• Yael Sandberg of Brazil, a participant in the IDEAS Institute for Innovative Design Experiences After School, shared information about her project at a June 28 event at the MIT Media Lab. Amon Millner (hidden), a grad student at the MIT Media Lab, and Tony Streit, director of the YouthLearn Initiative at the Educational Development Center in Newton, listen.

    Yael Sandberg of Brazil, a participant in the IDEAS Institute for Innovative Design Experiences After School, shared information about her project at a June 28 event at the MIT Media Lab. Amon Millner (hidden), a grad student at the MIT Media Lab, and Tony Streit, director of the YouthLearn Initiative at the Educational Development Center in Newton, listen.

    Photo / Donna Coveney

    Full Screen

After-school educators share IDEAS

Yael Sandberg of Brazil, a participant in the IDEAS Institute for Innovative Design Experiences After School, shared information about her project at a June 28 event at the MIT Media Lab. Amon Millner (hidden), a grad student at the MIT Media Lab, and Tony Streit, director of the YouthLearn Initiative at the Educational Development Center in Newton, listen.


They came from all over the globe, but the 19 IDEAS fellows who spent last week at MIT were united in their purpose: to provide children in low-income communities with opportunities to express themselves creatively using technology.

The IDEAS Institute for Innovative Design Experiences After School was held at the MIT Media Lab June 26-July 1. The weeklong conference brought together a diverse group of after-school educators, some affiliated with the Computer Clubhouse network of after-school learning centers, which was co-founded by the Media Lab, and some who work at other after-school programs around the world.

"The idea for the institute came out of a desire to share ideas with other kinds of community technology centers," said Professor Mitchel Resnick, who co-developed the first Computer Clubhouse 12 years ago with the Computer Museum, now part of the Boston Museum of Science. That first, successful Boston-based program has spawned more than 100 clubhouses worldwide.

Projects that come out of the clubhouses are as varied as the students themselves. In one instance, an after-school program in Jordan connected with one in Ireland via computer so students could exchange music they had created. Students were able to learn from one another and gain exposure to a different culture.

As the clubhouses grew, similar programs also gained in popularity. The IDEAS Institute created an opportunity for leaders in these programs to share what has worked in their communities and to brainstorm.

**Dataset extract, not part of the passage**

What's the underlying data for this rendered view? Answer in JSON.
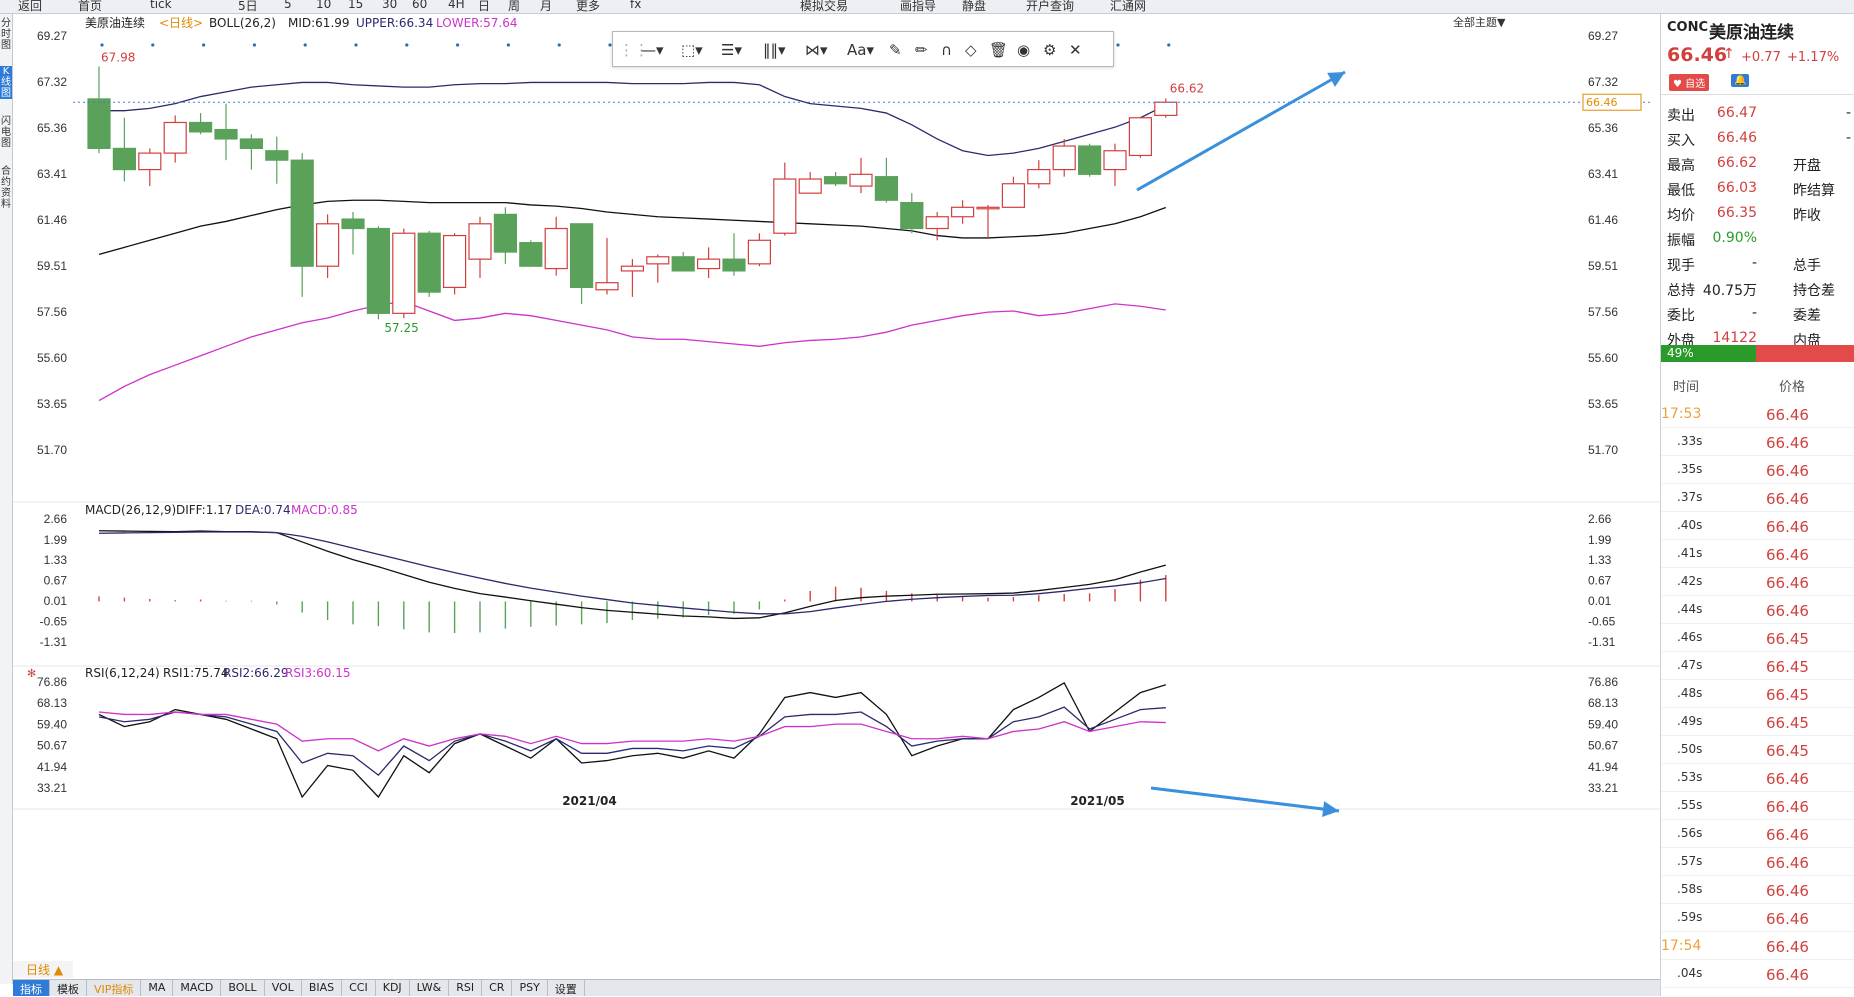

"We were looking for people who were looking for new opportunities in education," said Rachel Garber, project director for the IDEAS Institute, who chose 20 out of 350 applicants to receive the fellowships, which included transportation to MIT, room and board.

The group was looking for a specific kind of applicant: one who had worked in a low-income area, had at least two years of experience and who had a clear passion for his or her work, said Garber. Additionally, she said they were looking for a diverse group of men and women who would implement what they learned in their own technology centers. The rigorous application process included an essay. "We were looking for people who were thoughtful in the process," Garber said.

Though 20 fellows were selected, Oyalegan Olayiwola Morris, a fellow from Nigeria, was unable to attend last week's session because of visa issues. The 19 remaining fellows spent the week sharing information about projects that worked in their communities and ideas for the future.

For example, fellow Luversa Sullivan, coordinator for the Tacoma Computer Clubhouse in Washington, created a model job shadowing and internship program for students at such companies as Microsoft, Intel and Reliacom. And fellow Jennifer Sly, coordinator for the Center for Technology and Science at the Jacob A. Riis Neighborhood Settlement in Queens, N.Y., worked on an "intergenerational photography project." Students interviewed and photographed senior citizens at Riis, the largest public housing project in the country. Students learned not only about digital editing and software, but also about their neighbors.

Fellow Yael Sandberg of São Paulo, Brazil, works on projects that merge art and technology as the director of the Cidade Escola Aprendiz in Brazil. The roughly 600 students and young people in her program have taken on a number of city revitalization projects, she said, learning a bit about art history and creative expression as they worked to clean, paint and dramatically change the appearance of several areas that had become run-down and, in some cases, dangerous.

The students took a year to plan and execute a wall mural bursting with bright colors in an alley that had once been unsafe. "They learned to give another function to the place," Sandberg said.

Sandberg said the opportunity to meet others who share her passion was thrilling. "When I heard about this opportunity to share, it was more than motivation to apply. It was a dream," she said. She said she hopes students who leave her program do so with the sense that life and learning are intertwined--a philosophy she believes MIT exemplifies.

Resnick said he also hopes the 19 fellows will take a piece of MIT home with them. "There is a spirit at MIT that loves learning-through-creating," he said. "We would like to spread that to the rest of the world."


Topics: Education, teaching, academics

Back to the top